- Category: Volume 87 (Fall 2015 - Spring 2016)
- Published: 23 March 2016
- Written by TOM MORFORD | STAFF WRITER
A group of crossfitting vegans walk into a bar—which lifestyle choice do they tell you about first?
Well, it can go one of two ways:
1. The more hardcore crossfitter will preach about how alcohol is “totally going to sabotage my morning workout swell.”
2. The more hardcore vegan lets everyone in the bar know “I can’t eat THAT because I’m a vegan.”
Just the mention of crossfit is guaranteed to make eyes roll, but the vegan answer is more in depth.
The latter of the two responses can be received as standoffish or aloof, even if it’s delivered in a chirpy manner. Onlookers are often confused as to why anyone would openly reject a commonly accepted food and suggest a different, healthier, choice.
Simply put, it’s a combination of laziness, peer pressure and personal drive that often determines why people choose a nonvegan path.
I did the whole vegan thing for 12 months—it was great removing dairy and meat from my diet, I had a lot more energy and I was in better shape. But sometimes life gets in the way.
Commuting from work to an internship and school makes it tough to stay true to hardcore veganism. Cost of healthy foods can be outrageous, and convenience of less healthy options throughout a busy day makes it almost unrealistic (thanks a lot, Jersey Mike’s).
At most, I can usually manage packing lunch for myself maybe twice a week because it’s time-consuming going to the grocery store, making it and packaging it all. So I tend to eat out a lot, and considering the fact that the vegan joints around Long Branch are pretty slim pickings, I do not stay close to my vegan roots.
If you, like every other college kid, are too busy and in a rush, snacks will save your life. There are these nutty fruity snacks called Kind bars which are the bomb—look them up. Also, you’d be surprised at how far a couple pieces of fruit (apples, oranges, bananas) can take you. Stay away from grapes though, they smush too easily in a bag, which can really ruin your day.
But let’s be honest, bacon is the main thing that keeps me a nonvegan, despite all of the piles of evidence that should convince me otherwise. Any food with bacon on it is most likely delicious; it’s hard to part ways with such a miracle food. I acknowledge the fact that a vegan diet reduces chances of heart disease, diabetes and helps with various digestive problems, but bacon is just so dang good.

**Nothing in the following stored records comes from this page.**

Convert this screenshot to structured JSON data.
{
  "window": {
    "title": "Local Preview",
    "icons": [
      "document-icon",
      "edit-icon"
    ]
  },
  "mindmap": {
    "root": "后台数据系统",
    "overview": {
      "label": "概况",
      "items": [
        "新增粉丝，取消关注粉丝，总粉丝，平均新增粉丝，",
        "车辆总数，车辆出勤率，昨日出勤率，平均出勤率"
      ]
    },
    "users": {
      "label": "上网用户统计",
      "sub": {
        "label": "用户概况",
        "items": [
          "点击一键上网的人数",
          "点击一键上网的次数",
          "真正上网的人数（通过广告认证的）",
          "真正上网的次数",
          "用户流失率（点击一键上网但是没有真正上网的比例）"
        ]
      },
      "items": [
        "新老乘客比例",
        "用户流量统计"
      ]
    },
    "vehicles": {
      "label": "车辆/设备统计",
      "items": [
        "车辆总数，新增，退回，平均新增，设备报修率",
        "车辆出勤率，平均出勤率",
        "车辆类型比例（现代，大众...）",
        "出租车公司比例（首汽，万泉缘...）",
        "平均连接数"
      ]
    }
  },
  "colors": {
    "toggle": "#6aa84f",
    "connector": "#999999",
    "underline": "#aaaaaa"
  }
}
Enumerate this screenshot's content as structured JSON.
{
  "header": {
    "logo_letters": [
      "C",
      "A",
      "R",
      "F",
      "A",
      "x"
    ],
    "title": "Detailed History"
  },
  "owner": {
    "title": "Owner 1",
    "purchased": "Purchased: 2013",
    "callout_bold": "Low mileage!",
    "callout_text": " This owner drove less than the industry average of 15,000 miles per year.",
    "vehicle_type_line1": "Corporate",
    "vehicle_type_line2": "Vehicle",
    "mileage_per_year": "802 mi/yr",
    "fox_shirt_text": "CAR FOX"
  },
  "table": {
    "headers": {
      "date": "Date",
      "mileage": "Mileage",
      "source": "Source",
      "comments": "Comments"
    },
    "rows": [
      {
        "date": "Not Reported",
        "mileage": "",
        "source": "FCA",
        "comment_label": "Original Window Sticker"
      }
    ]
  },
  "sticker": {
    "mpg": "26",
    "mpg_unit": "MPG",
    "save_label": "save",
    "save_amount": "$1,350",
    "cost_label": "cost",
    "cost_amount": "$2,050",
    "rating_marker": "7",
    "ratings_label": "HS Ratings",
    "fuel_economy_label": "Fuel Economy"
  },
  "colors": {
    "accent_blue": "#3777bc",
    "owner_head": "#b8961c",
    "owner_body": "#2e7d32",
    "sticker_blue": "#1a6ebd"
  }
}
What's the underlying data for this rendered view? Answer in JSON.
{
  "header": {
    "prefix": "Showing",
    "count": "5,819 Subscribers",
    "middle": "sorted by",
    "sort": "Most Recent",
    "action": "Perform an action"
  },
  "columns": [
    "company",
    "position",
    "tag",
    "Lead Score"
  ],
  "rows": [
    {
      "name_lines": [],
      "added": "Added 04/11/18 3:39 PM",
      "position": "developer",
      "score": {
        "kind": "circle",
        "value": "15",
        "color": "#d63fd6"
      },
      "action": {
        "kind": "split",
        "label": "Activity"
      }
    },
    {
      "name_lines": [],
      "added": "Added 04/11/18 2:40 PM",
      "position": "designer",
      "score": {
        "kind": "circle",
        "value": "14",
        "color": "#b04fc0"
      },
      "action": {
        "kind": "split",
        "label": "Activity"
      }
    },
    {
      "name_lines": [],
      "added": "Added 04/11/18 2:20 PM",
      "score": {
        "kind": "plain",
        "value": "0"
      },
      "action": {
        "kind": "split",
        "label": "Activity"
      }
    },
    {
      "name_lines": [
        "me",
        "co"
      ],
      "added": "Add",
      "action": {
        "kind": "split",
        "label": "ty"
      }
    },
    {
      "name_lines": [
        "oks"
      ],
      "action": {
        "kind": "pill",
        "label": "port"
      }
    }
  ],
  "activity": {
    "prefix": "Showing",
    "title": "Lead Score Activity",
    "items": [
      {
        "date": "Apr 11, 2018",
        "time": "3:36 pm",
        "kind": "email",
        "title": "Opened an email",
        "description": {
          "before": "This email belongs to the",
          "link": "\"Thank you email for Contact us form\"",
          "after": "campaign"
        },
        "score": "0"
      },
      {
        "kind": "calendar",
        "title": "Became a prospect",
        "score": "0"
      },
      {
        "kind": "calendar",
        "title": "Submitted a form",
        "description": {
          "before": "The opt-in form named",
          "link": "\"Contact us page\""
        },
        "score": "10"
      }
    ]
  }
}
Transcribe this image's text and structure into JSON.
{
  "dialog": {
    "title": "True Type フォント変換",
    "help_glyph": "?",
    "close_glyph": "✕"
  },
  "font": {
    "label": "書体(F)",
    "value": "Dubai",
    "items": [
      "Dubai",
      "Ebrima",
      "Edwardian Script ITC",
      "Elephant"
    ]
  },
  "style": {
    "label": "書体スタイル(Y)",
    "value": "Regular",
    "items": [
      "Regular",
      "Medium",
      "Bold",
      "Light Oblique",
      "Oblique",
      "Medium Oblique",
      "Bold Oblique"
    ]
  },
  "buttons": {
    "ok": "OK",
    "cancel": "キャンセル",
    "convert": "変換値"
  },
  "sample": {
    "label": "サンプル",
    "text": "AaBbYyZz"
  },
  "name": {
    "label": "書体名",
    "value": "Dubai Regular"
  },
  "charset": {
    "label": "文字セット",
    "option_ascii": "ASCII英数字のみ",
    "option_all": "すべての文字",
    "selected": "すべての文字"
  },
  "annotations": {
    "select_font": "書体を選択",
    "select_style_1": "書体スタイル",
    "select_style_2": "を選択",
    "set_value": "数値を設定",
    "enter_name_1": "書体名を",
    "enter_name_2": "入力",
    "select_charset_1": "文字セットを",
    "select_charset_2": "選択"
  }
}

Then there’s the peer pressure factor. No one wants to be that guy at the family holiday party who says, “Oh, I can’t eat THAT because it’s not vegan.” Everyone just shakes their head and then your grandma calls you a dirty hippy while you go make a separate plate (can’t make this stuff up).
Then there is the peer pressure of following the college lifestyle. Going to Asbury’s Biergarten for delicious brats or Johnny Mac’s for yummy personal pizzas acts as social peer pressure as well. If those delectable foods are around me, especially with alcohol... game over.
However, there are other social pressures from surrounding cultures to go vegan. If you attend Monmouth, you are well aware of the hipster like vibe Asbury Park displays. To adhere to the local demands, a rather unique vegan place called Seed to Sprout has opened in Avon by the Sea and Fair Haven. I go as often as I can. If you are able to find a local place that promotes veganism, the task of committing to the lifestyle will become much easier for you.
Although finding a vegan store may help your journey, it all comes down to the mental game. Remind yourself of the positives of veganism as opposed to some greasier alternatives.